I subscribe to the same opinion that
does: JB4s and other so-called 'piggyback' tunes are a relatively easy way to coax more power out of an engine -- but that ease is at both the significant risk and the sacrifice of a number of things that you absolutely cannot control without significant additional expense (and you may as well get an ECU tune at that point of expense).
The point he made about BMWs is a fantastic one. It literally took years
for large aftermarket shops to crack the ECU on BMW's Nxx engines, particularly the N55. That, as well as relative cost, is why piggyback modules became popular for BMWs.
However, for our cars, the ECU was cracked first, then
piggyback modules became available. What that tells me is that tuner companies such as Burger (which makes the JB4) believe that there are enough people who can't stomach either/both the cost and relative inconvenience of a true ECU tune to support bringing a piggyback device to market -- ergo, the market force for the product is not extra power: it's cost. IOW, a piggyback is a 'cheap' way to add it on a car that already has a better way available.
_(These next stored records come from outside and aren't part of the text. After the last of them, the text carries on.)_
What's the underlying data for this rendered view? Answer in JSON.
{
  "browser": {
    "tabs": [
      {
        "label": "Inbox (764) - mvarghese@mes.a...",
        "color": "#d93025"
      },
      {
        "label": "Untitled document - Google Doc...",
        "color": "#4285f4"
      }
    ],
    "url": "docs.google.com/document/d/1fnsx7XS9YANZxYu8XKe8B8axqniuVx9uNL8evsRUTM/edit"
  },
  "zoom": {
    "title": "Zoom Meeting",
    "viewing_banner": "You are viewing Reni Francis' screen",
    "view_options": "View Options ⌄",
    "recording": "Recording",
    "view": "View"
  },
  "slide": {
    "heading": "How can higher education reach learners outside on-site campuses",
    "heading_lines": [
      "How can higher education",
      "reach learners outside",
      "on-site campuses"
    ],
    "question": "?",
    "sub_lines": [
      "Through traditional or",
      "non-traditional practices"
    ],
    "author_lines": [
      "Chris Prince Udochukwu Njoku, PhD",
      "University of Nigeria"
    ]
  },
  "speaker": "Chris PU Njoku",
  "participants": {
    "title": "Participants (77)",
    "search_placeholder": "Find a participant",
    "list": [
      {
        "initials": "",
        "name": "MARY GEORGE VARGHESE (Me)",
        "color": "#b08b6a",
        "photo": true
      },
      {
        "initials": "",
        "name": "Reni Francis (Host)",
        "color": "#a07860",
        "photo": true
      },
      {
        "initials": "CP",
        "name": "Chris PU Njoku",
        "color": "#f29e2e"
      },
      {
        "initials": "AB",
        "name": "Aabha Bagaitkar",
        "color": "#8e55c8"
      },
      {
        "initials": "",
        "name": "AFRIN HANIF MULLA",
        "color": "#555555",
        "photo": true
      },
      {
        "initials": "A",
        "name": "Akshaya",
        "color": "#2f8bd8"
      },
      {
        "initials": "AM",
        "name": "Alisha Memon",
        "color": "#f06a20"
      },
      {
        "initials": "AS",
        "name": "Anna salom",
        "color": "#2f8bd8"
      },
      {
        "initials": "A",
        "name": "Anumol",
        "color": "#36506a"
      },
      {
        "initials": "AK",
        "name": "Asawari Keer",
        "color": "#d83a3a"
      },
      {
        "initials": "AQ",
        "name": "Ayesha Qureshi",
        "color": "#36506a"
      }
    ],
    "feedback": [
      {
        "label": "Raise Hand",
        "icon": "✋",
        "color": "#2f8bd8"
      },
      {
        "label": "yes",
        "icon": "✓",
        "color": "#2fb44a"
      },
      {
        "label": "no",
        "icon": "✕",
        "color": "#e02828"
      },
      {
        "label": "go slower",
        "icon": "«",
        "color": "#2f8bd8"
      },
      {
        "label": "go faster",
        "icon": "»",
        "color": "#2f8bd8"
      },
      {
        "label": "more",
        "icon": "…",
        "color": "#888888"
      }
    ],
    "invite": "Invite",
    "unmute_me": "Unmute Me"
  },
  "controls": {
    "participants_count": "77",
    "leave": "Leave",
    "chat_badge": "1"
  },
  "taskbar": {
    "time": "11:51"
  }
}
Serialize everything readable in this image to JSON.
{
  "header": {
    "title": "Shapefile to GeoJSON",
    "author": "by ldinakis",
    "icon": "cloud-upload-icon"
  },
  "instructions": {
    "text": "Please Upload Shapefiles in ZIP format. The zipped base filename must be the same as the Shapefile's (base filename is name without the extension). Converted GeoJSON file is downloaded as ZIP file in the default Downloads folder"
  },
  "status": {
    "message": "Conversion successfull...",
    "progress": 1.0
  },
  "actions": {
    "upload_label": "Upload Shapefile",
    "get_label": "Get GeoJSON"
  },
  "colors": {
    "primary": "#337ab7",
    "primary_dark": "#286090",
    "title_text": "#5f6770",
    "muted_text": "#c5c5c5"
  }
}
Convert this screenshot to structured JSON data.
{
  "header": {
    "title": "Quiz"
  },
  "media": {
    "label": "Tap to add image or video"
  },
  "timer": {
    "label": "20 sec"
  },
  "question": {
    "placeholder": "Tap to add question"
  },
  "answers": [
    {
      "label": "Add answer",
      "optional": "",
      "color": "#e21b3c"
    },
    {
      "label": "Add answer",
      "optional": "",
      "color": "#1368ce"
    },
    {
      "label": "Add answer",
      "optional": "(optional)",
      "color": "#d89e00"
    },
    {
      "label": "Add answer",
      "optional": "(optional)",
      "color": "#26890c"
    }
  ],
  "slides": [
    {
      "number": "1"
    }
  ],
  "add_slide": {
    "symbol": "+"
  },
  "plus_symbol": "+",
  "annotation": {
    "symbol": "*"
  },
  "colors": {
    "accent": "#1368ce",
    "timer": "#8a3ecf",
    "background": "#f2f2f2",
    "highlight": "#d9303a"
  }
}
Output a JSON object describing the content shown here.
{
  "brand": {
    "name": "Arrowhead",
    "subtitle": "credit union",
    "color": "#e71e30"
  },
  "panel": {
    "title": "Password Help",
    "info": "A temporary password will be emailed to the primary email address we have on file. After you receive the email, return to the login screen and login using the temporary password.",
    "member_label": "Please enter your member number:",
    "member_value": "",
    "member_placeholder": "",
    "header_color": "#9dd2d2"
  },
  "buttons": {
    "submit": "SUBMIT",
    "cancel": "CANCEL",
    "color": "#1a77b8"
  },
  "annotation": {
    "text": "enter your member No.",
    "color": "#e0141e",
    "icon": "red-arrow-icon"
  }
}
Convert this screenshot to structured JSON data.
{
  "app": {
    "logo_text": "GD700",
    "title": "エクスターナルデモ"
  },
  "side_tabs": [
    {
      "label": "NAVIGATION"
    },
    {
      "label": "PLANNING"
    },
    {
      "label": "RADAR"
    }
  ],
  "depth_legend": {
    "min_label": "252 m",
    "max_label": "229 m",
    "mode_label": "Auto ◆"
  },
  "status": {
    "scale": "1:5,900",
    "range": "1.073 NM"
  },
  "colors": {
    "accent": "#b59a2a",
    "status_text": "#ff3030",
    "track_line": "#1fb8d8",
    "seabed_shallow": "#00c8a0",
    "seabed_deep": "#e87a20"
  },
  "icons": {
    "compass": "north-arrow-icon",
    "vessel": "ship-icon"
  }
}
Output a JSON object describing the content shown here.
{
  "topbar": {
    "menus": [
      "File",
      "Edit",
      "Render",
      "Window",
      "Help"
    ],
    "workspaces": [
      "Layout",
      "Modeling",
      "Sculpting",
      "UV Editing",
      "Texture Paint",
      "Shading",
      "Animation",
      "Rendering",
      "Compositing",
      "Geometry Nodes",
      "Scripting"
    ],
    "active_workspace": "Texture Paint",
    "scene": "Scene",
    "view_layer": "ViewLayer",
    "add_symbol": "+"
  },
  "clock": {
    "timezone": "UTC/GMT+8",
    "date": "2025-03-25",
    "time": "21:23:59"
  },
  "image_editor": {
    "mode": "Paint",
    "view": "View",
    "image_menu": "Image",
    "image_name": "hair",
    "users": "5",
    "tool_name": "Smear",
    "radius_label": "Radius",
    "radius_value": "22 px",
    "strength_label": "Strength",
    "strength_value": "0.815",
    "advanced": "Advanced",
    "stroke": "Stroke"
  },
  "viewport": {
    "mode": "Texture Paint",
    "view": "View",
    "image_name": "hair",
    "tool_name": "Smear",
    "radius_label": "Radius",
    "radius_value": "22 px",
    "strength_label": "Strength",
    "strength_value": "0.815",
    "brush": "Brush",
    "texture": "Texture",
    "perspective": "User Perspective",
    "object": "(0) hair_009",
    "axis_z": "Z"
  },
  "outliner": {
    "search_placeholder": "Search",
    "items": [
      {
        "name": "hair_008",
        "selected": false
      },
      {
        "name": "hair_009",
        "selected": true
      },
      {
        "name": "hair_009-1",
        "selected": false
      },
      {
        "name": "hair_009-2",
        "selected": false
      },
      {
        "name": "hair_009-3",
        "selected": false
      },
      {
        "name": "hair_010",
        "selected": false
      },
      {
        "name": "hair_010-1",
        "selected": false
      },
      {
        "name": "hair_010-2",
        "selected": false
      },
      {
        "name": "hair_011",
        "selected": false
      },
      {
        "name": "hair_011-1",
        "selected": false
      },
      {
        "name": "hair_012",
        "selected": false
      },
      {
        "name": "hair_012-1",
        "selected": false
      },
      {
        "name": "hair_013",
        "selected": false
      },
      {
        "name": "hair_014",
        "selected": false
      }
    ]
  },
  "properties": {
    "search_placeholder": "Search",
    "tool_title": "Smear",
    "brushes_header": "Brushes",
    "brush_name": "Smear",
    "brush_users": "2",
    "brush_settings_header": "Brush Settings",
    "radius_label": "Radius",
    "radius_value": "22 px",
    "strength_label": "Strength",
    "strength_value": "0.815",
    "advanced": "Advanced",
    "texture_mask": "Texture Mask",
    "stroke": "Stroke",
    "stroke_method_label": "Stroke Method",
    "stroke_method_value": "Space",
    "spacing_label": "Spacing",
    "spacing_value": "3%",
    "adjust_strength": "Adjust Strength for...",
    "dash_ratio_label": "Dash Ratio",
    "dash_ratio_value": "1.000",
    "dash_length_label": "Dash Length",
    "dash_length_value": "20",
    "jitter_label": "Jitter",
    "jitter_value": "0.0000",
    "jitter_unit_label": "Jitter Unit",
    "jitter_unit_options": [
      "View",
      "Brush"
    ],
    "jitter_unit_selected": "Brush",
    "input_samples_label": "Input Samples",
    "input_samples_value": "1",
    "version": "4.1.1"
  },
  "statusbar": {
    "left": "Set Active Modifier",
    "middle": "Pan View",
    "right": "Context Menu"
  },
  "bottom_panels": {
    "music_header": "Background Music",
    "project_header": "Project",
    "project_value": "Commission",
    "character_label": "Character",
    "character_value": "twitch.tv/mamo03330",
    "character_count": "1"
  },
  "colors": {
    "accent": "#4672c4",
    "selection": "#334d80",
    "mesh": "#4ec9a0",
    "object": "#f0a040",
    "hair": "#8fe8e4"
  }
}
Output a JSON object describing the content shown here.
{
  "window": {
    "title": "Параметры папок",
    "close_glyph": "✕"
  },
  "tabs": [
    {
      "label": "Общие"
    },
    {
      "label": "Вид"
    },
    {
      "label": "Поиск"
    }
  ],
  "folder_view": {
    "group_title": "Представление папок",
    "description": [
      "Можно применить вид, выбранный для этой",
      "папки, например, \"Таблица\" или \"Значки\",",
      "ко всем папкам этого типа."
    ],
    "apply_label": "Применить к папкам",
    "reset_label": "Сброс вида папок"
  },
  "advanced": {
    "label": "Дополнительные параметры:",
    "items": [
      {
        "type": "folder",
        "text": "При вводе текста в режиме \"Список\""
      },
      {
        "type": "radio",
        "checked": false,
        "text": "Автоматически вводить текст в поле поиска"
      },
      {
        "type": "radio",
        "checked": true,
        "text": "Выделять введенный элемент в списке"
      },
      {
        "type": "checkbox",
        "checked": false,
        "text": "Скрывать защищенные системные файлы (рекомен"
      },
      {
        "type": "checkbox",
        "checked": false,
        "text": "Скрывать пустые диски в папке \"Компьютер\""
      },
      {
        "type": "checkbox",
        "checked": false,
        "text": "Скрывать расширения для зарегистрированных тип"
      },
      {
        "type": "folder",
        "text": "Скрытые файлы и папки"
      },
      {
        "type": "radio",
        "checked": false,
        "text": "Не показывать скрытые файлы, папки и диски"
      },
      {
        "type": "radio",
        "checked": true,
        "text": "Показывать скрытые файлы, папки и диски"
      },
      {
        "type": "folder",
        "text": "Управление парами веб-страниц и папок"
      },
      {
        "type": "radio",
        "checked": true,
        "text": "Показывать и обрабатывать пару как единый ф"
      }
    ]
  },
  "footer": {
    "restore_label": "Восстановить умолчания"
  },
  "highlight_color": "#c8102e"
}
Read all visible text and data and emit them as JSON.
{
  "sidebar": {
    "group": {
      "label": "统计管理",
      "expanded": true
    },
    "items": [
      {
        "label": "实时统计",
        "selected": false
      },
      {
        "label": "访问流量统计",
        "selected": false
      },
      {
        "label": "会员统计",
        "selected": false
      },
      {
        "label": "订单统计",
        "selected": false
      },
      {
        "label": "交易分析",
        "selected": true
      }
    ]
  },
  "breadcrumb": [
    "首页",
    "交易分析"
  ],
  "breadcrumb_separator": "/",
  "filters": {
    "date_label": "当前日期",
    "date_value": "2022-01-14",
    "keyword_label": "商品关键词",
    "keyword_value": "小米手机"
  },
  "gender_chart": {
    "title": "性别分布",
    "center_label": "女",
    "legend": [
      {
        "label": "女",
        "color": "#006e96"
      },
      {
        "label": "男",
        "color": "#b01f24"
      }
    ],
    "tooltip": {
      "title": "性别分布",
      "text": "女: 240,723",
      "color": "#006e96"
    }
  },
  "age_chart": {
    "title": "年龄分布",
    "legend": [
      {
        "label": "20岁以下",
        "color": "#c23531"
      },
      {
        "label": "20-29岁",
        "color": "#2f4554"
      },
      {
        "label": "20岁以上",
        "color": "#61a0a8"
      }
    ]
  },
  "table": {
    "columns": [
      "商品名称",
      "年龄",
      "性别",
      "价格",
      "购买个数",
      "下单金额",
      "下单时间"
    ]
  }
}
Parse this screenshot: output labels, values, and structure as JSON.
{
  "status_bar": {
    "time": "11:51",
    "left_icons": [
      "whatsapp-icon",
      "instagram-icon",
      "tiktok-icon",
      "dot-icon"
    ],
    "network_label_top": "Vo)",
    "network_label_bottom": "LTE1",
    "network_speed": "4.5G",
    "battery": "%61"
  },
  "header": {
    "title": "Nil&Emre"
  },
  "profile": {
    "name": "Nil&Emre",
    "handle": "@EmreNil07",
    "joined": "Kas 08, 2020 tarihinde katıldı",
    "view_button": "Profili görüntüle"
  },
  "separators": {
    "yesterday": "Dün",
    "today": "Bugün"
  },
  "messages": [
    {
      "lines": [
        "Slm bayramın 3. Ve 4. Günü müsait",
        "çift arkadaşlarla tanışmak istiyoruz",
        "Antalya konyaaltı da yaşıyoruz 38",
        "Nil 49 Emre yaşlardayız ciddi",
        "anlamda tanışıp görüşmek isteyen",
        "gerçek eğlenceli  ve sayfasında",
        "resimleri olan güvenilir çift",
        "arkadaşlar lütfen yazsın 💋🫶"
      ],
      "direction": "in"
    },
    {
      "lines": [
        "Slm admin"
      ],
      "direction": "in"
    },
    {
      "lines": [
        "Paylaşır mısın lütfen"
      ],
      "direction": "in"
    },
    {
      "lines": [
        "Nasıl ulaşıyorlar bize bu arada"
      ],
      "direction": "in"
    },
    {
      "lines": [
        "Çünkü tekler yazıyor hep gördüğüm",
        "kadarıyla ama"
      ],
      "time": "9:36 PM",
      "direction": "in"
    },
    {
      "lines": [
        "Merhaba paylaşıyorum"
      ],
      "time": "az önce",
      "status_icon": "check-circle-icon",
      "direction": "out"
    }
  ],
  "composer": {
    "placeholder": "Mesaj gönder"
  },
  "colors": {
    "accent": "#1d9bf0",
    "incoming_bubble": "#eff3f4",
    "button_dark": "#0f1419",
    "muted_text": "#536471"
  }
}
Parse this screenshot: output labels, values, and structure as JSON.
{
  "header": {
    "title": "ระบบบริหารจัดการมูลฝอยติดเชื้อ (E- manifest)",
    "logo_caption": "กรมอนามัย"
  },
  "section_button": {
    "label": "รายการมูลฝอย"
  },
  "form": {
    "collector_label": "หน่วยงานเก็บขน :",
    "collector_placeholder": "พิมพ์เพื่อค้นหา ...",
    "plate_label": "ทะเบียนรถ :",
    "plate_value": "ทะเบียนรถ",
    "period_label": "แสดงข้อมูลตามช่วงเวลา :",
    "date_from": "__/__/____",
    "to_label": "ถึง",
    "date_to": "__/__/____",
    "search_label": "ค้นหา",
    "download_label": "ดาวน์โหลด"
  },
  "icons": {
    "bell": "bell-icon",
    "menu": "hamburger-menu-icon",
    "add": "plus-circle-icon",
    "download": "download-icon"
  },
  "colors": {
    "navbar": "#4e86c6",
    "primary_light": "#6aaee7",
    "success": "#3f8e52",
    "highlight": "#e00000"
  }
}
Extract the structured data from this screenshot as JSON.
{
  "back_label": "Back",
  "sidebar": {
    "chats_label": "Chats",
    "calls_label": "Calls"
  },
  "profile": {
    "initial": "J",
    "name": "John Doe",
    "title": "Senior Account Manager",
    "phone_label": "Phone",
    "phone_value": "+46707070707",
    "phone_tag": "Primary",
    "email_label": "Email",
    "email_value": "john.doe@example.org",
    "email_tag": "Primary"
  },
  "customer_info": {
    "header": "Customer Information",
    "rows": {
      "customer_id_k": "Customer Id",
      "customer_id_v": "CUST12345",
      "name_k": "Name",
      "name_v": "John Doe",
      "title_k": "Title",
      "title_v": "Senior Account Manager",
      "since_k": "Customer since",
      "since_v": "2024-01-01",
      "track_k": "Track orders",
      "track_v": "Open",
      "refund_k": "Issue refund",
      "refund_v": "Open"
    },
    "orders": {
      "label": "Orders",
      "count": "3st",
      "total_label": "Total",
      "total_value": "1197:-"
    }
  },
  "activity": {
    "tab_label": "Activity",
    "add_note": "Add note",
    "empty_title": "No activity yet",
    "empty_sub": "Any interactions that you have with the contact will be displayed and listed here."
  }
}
So basically, a piggyback device on a Porsche is like listening to a McIntosh audio system through Realistic (Radio Shack) loudspeakers. C'mon. This is a Porsche. Don't cheap out on it.
Also: Because of the way a piggyback module works (it basically fools the existing ECU into delivering more this-and-that), things like your boost gauge, various temperature gauges, and other key ECU monitoring circuits -- basically, anything controlled by CAN-BUS that the JB4 attaches to -- will cease to be accurate. Do you really want to risk that?